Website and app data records
◆ ◆ ◆ ◆
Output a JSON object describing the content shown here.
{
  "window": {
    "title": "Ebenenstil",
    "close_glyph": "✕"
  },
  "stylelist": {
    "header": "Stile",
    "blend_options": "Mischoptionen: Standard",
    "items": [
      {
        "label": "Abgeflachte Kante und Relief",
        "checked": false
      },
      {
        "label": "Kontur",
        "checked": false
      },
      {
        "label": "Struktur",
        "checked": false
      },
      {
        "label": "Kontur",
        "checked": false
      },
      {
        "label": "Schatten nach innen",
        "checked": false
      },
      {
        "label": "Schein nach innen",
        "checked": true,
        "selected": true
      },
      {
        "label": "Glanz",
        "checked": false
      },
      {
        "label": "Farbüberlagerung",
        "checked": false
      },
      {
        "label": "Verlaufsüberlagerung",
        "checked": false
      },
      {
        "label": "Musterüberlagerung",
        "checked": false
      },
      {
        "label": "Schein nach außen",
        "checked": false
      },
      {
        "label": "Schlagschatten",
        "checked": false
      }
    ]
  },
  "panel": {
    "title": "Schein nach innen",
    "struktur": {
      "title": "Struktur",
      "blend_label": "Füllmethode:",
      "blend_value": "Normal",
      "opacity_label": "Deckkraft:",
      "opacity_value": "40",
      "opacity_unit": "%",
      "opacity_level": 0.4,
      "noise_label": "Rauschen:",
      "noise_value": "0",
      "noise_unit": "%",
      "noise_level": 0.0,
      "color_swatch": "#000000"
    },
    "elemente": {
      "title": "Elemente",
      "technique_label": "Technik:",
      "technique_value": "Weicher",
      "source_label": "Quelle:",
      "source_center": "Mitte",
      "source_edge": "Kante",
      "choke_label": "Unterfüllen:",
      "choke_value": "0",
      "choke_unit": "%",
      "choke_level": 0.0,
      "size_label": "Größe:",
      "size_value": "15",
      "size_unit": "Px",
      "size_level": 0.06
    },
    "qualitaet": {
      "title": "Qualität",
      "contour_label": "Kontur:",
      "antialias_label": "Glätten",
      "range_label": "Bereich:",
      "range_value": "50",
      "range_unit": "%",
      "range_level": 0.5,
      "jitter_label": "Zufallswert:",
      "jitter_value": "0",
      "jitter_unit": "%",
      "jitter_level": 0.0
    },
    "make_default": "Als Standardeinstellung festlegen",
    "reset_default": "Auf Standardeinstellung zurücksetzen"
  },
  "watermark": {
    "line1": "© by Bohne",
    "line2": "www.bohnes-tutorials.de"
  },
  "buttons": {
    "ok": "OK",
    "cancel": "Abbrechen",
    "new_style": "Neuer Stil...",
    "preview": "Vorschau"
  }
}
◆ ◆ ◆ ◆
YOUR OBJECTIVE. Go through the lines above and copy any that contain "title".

OUTPUT BELOW.
    "title": "Ebenenstil",
    "title": "Schein nach innen",
      "title": "Struktur",
      "title": "Elemente",
      "title": "Qualität",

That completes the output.